During the Second World War, there were thousands of dogfights with tens even hundreds of planes on each side.
But there was only one dogfight between the air forces of the United States and the Soviet Union.
It happened on the 7th of November 1944, above the city of Niš, Serbia due to both sides mistaking the other for Germans.
According to Russian sources, that November day a long convoy of combat and support vehicles from 6th Guards Rifle Corps of the Red Army, was going from Niš to Belgrade, with the end destination being Hungary.
Around 10 o’clock, three groups of 12 American P-38 Lightnings appeared from the southeast over the Jastrebac mountain. The first group immediately strafed leading vehicles, wounding 37 and killing 31 Russian soldiers. Lieutenant General Kotov, the commander of the 6th Guards Rifle Corps, also died during this attack.
While the second group of P-38 aircraft was starting its attack, the commander of the 17th Air Army, General Sudec, who was at the Niš airbase at the time, gave the order for takeoff to the pilots of Yakovlev Yak-3 fighters from 659th Regiment of 288th Air Division based at Niš, believing they were being attacked by German Focke-Wulf Fw 189 fighters. The American planes shifted their attack to the Soviet fighters which were taking off. One of the Yak-3’s was destroyed right away.

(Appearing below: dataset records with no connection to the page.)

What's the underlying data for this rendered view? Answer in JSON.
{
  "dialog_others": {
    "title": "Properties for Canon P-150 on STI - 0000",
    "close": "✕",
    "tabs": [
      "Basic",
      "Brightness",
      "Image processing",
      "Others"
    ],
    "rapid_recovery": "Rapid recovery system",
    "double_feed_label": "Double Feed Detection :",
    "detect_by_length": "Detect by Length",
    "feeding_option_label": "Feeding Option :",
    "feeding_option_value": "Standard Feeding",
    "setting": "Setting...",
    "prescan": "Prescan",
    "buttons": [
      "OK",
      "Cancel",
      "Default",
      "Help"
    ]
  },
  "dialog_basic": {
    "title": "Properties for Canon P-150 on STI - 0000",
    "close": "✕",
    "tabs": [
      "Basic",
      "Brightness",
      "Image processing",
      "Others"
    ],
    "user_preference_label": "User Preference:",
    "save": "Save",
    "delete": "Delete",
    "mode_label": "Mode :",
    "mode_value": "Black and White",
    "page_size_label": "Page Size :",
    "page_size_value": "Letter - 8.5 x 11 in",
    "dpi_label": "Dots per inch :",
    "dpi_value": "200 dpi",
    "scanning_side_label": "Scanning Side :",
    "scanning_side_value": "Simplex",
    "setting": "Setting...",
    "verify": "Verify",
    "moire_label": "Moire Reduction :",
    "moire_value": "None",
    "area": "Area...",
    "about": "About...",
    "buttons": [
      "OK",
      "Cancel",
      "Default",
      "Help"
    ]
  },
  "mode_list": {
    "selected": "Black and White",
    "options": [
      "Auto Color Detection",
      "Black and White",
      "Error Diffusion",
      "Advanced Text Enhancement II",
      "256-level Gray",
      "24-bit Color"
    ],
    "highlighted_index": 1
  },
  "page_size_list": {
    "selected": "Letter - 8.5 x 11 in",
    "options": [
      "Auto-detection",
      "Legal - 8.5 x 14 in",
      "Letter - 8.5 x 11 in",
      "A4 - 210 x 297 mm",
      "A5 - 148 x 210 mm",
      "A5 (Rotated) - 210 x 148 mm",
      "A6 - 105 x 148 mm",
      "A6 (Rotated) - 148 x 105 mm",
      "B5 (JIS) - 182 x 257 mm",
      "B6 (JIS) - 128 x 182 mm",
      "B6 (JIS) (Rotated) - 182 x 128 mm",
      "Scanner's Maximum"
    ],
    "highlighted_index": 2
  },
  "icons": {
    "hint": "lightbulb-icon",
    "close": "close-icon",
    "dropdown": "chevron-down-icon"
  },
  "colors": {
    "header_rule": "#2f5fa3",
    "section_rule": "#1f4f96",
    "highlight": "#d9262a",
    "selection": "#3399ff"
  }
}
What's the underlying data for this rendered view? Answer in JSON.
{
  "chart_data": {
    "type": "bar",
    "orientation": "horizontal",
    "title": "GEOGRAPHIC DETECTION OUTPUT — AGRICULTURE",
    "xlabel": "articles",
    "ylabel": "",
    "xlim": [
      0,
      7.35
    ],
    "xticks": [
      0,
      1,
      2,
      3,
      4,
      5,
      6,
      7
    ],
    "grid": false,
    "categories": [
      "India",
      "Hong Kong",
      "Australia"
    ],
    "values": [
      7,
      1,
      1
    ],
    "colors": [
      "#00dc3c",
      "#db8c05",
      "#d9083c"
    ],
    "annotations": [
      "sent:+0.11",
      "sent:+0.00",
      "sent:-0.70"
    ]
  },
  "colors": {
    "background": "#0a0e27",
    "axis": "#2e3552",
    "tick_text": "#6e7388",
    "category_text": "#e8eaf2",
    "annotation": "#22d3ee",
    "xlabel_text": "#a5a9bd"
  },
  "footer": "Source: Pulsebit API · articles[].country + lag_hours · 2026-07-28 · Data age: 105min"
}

The P-38s then climbed to about 500m and formed a defensive circle above the city of Niš itself, waiting to see how this uncertain situation would be resolved. According to aeronautical engineer Dragoslav Dimić, who as a child was among the gathered inhabitants of Niš, the remaining Soviet fighters flew over the old city fortress at an altitude of only 20m and attacked the Lightnings from below in a steep climb.

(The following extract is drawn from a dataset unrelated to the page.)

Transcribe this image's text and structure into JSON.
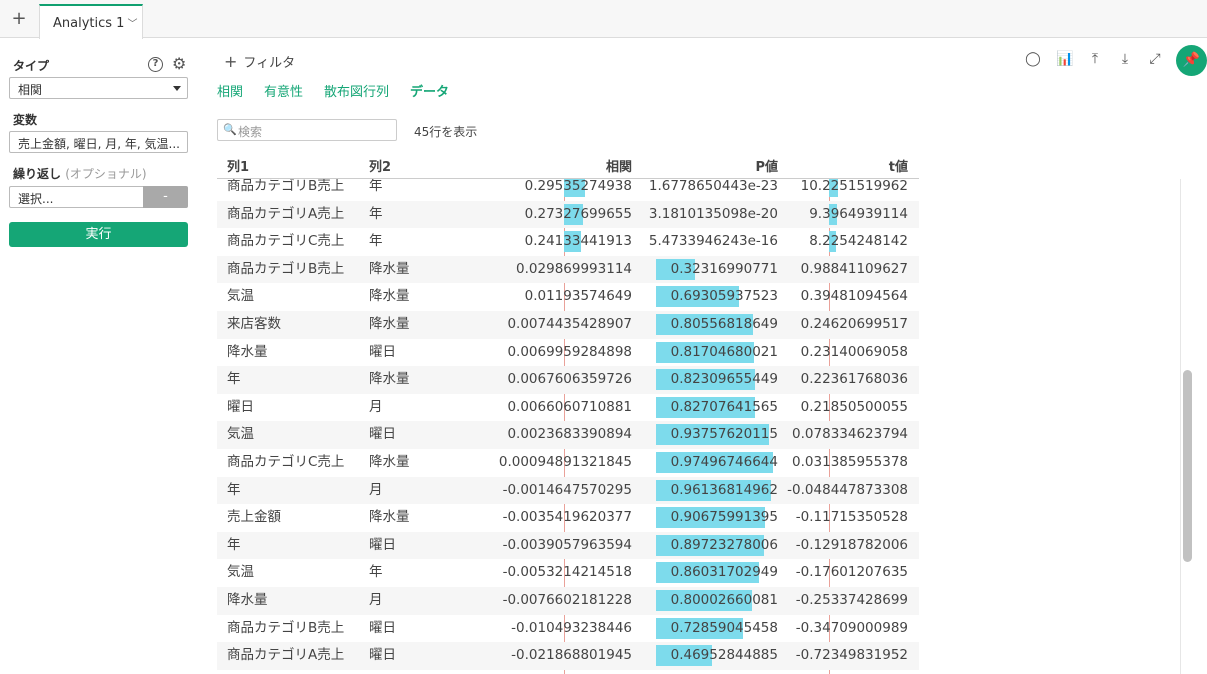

One Lightning was hit, burst into flames and fell to the ground near the Niš airbase. The Yaks flew through the circling Lightnings and attacked them again from above. One of the Yaks was shot down by American fire.
The second group of Yaks led by a famous Soviet fighter ace Koldunov joined the furball. They took off from another airstrip near Niš. Nine Soviet Yak-3 and an unidentified number of US P-38 fighters participated in this aerial battle.
According to Russian sources, 3 Yaks and 4 P-38’s had been destroyed, while American author Glenn Bows states 4 Yaks and 2 Lightnings were lost. Yugoslav partisan officer, Joko Drecun, who was based at Niš airport, wrote in his diary that the Americans lost 7 planes while the Soviets lost 3 planes.
The United States apologized to the Soviet Union, stating that the attack was the result of a grave error by American pilots sent to attack German forces on the road from Skopje to Pristina.